How Big Banks Are Cashing In On Food Stamps

AP Images/Rich Pedroncelli

The Agricultural Act of 2014, signed into law by President Obama last Friday, includes $8 billion in cuts to the Supplemental Nutrition Assistance Program (SNAP) over the next decade. One way the bill proposes to accomplish these savings is by reducing food stamp fraud. When the new farm bill is enacted, many of America’s hardest working families will experience cuts in services and have trouble putting food on their family’s table. But there will be major gains for an industry that most Americans might not expect: banking.

Want to Predict the Future of Surveillance? Ask Poor Communities.

AP Images/Stephen Chernin

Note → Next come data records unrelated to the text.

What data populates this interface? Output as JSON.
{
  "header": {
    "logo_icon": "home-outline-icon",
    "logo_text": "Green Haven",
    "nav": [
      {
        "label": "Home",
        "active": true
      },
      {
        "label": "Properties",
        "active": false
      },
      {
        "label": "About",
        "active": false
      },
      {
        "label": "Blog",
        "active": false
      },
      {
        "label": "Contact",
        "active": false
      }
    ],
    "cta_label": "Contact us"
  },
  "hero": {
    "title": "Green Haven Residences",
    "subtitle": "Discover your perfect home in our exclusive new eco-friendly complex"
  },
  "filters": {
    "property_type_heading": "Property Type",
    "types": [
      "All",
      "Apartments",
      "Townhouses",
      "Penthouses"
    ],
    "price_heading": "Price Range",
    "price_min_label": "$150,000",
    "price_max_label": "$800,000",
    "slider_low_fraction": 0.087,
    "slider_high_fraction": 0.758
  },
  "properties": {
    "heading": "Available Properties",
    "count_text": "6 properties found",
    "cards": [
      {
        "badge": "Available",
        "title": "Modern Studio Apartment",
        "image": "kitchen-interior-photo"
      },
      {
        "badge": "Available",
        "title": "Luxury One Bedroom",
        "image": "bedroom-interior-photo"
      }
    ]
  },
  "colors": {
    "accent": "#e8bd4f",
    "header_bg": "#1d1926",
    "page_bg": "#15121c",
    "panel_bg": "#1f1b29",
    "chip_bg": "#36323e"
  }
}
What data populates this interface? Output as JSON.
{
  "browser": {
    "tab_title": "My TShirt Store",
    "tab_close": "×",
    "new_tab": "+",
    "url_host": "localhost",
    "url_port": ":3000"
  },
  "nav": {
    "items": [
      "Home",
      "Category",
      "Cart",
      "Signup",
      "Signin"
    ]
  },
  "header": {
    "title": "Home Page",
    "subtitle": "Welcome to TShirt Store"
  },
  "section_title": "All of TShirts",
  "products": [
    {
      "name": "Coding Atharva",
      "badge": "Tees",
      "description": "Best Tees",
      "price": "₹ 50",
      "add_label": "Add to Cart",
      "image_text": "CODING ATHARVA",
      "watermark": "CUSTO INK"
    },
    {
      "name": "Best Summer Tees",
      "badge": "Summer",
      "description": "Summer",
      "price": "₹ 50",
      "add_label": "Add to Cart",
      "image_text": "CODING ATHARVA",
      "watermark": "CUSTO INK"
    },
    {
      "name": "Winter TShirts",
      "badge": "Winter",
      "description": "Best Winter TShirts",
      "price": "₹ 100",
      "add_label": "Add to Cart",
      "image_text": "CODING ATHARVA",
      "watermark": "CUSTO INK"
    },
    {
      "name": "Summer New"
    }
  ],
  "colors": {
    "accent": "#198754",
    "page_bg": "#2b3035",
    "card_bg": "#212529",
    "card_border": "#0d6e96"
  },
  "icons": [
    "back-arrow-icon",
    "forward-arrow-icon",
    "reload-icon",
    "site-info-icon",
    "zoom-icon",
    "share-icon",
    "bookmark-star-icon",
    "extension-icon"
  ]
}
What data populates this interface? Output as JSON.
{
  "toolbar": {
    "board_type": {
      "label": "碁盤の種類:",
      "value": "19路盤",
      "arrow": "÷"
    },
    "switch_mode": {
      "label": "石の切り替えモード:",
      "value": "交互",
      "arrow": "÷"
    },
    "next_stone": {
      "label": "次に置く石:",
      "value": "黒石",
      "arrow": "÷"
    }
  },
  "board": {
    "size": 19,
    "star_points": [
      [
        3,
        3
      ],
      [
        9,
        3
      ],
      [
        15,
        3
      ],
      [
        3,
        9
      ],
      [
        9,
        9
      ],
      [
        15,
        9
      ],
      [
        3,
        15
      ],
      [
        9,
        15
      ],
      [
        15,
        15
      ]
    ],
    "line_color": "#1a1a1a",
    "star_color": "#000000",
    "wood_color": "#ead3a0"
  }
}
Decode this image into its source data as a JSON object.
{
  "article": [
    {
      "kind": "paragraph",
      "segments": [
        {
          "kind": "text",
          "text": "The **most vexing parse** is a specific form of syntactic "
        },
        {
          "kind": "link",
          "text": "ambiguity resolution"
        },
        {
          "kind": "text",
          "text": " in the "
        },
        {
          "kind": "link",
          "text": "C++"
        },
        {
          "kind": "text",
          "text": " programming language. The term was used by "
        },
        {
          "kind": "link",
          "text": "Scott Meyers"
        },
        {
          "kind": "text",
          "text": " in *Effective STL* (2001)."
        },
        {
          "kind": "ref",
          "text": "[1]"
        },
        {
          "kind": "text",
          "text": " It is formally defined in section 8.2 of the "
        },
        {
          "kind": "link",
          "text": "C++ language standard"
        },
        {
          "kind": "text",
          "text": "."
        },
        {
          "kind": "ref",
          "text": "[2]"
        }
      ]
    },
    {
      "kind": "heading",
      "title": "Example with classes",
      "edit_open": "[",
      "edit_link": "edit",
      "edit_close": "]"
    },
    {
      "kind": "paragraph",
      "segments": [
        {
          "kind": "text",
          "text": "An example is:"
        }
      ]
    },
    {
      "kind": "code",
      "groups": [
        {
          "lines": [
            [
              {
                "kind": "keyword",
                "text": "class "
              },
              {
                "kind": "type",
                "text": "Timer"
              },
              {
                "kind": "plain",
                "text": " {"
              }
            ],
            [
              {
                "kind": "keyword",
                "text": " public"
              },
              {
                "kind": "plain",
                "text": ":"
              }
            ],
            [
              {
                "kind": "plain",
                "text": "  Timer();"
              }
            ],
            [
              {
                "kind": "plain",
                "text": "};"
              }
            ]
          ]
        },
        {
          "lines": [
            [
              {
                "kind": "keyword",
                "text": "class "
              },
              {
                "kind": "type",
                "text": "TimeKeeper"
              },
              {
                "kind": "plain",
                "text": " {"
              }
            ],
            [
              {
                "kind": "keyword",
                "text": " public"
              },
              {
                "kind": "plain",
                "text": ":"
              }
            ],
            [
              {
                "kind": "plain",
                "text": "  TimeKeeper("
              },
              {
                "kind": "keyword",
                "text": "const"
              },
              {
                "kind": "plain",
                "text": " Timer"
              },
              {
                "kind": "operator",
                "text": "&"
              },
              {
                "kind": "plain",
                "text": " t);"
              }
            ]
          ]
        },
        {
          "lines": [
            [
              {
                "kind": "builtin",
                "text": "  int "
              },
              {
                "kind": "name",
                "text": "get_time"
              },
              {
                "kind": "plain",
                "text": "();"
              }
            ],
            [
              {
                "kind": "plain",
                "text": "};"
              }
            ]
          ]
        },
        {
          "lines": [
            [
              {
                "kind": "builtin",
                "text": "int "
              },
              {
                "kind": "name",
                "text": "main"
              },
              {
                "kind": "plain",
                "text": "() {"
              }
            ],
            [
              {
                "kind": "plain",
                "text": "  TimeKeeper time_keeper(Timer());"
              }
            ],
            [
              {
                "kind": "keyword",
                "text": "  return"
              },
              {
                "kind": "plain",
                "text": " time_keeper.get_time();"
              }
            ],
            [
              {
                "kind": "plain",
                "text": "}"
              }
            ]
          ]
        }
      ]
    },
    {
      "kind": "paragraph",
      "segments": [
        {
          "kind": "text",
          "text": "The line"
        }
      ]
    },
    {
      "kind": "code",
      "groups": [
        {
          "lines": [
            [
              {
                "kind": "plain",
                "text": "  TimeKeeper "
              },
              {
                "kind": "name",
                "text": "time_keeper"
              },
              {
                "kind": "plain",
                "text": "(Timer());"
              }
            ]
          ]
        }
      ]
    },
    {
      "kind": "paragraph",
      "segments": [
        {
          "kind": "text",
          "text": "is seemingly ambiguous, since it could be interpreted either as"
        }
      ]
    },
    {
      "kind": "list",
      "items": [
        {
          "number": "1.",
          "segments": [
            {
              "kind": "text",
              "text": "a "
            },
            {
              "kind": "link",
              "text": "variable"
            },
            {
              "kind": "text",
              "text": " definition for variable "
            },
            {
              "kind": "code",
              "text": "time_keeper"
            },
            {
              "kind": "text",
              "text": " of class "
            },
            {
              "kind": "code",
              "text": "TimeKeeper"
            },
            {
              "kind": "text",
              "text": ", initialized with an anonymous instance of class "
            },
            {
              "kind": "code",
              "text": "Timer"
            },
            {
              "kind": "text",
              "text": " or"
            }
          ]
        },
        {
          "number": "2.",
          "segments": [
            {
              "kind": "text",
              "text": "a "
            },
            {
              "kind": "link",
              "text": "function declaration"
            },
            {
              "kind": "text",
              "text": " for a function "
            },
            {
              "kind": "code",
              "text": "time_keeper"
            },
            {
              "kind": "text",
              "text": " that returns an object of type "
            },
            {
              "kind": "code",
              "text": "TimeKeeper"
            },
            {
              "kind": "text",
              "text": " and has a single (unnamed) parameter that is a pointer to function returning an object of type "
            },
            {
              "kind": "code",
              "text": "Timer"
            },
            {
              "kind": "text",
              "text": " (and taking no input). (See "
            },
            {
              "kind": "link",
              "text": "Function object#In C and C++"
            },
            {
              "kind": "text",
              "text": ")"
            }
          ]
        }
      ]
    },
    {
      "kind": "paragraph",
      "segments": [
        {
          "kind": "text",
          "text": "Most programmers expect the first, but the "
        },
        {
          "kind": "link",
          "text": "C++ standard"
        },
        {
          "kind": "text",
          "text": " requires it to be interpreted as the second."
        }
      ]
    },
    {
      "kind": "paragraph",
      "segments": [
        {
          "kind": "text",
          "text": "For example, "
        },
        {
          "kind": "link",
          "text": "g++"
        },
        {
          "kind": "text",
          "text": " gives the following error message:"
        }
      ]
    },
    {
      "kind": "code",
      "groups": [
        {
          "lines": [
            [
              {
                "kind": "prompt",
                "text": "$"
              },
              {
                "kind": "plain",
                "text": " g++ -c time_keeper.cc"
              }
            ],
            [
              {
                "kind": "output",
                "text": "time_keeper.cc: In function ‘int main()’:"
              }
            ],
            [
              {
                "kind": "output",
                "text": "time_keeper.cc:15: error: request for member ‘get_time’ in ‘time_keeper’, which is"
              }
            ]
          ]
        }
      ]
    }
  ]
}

Since Edward Snowden started disclosing millions of classified NSA documents in June, terms like meta-data, software backdoors, and cybervulnerability have appeared regularly in headlines and sound bites. Many Americans were astonished when these stories broke. In blogs, comment sections, and op-ed pages, they expressed disbelief and outrage.